Evernote has been hacked, forcing the online note-taking software to reset passwords for its 50 million users, although any password data that was accessed was protected with encryption. What does this mean for enterprise IT security?
"In our security investigation, we have found no evidence that any of the content you store in Evernote was accessed, changed or lost," Evernote's Dave Engberg said in a blog post. "We also have no evidence that any payment information for Evernote Premium or Evernote Business customers was accessed."
Richard S. Westmoreland, a Level III security analyst and team lead at SilverSky, told us the breach was limited and Evernote should be given credit for its fast response and communication to its customers.
"Evernote customers do need to be warned that since their e-mail addresses were mined they should be on the lookout for phishing attempts," he said. "As always, never re-use the same password on multiple sites. But in case anybody has, be sure to change those passwords as well. A breach of an SaaS [software as a service] provider is not limited to that provider but serves as recon for the rest of the cloud .
Evernote Handled It Well
Beth Jones, a senior threat researcher at Sophos, told us that overall, Evernote did a great job in its security precautions and in dealing with the breach.
"First, they did salt and hash the passwords, making them much more difficult to crack," she said. "They were very transparent in releasing information -- they owned up to the breach quickly, and even though the passwords were secure , Evernote did a forced reset of all user passwords, again salting and hashing."
Jones said the company was also quick to point out that no payment details were lost and that hackers were unable to access users' notes. She said Evernote showed what a reasonable response to a security breach should look like.
Room for Improvement
That said, there is room for improvement, Jones said. Evernote could have done better when it sent out its security advisory e-mail.
Evernote explicitly said in the e-mail, "Never click on 'reset password' links in e-mails -- instead go directly to the service," but then had a clickable link to the reset-password page.
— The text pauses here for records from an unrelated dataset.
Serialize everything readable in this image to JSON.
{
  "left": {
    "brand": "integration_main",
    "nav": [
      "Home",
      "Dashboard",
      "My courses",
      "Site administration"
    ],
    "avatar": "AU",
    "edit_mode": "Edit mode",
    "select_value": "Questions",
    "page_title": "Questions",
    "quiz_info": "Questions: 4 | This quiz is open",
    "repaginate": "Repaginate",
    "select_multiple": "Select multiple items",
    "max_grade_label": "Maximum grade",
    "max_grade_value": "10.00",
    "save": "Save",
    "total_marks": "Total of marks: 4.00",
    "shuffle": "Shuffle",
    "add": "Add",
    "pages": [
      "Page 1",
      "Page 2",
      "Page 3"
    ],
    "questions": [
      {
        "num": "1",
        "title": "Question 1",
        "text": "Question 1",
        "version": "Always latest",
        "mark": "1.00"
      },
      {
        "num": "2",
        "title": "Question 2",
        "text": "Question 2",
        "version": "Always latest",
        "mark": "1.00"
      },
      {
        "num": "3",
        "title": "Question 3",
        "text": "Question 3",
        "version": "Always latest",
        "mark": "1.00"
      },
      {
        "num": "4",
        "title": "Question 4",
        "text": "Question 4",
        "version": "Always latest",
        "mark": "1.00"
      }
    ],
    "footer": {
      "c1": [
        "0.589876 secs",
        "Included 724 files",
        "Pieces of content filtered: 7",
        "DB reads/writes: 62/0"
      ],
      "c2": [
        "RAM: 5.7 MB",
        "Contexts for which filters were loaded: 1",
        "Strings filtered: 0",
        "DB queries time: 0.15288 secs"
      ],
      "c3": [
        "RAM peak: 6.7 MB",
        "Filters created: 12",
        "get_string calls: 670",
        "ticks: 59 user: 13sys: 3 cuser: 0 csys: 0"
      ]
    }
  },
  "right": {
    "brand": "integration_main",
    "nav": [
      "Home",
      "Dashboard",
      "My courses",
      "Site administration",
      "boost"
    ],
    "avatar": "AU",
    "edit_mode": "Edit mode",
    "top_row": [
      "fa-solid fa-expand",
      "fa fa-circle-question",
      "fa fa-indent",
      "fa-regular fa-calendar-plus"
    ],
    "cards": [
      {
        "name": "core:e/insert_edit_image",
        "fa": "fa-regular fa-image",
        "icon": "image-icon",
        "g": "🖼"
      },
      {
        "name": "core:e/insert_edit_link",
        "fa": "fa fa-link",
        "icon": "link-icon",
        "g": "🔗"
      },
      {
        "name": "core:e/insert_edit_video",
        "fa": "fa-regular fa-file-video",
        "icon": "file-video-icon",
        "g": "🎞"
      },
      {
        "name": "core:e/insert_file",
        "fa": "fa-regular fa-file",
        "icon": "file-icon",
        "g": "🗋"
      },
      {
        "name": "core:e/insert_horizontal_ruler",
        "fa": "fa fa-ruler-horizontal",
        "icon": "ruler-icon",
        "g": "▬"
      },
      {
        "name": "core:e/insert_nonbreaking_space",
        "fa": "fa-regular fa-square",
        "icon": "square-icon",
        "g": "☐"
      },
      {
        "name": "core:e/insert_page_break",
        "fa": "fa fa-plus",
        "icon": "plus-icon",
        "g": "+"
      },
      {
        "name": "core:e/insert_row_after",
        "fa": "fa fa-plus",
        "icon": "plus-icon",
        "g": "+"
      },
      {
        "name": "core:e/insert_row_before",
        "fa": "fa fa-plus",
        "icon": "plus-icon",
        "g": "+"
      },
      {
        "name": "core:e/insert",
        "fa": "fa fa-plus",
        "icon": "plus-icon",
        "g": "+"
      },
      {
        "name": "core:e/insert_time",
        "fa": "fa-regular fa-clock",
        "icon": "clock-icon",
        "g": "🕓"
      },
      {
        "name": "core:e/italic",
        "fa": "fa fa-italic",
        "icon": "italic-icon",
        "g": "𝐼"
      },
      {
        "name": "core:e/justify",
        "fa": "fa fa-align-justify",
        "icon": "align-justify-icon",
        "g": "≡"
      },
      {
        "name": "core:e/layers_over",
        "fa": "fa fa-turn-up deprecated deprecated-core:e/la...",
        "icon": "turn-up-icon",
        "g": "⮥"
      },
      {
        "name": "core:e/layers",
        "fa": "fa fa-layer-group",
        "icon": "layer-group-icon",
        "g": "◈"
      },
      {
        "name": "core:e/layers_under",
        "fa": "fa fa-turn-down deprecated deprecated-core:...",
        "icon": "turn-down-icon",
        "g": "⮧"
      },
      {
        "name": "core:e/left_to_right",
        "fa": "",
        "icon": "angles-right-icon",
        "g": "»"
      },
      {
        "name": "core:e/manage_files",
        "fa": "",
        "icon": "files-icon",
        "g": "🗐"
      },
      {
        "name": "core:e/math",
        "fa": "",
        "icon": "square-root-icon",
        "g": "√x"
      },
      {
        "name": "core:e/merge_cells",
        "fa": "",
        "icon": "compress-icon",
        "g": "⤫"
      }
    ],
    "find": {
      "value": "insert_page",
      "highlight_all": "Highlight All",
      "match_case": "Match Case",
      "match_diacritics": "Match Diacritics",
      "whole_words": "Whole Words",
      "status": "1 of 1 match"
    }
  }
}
"It would have been more advisable to either link to the main page of the site, or even better, no hyperlink at all," Jones said. "It also might have lent a bit more credibility to not have the e-mails passing through a third-party server.
"While it's a legitimate e-mail communications server, it still came off as rather odd, given the messaging in the e-mail itself was about security breaches where they are trying to make the point of 'Never click on reset password links'," Jones said. "As we've pointed out before, this shows where security needs to be at the forefront when trusting your personal data to the cloud."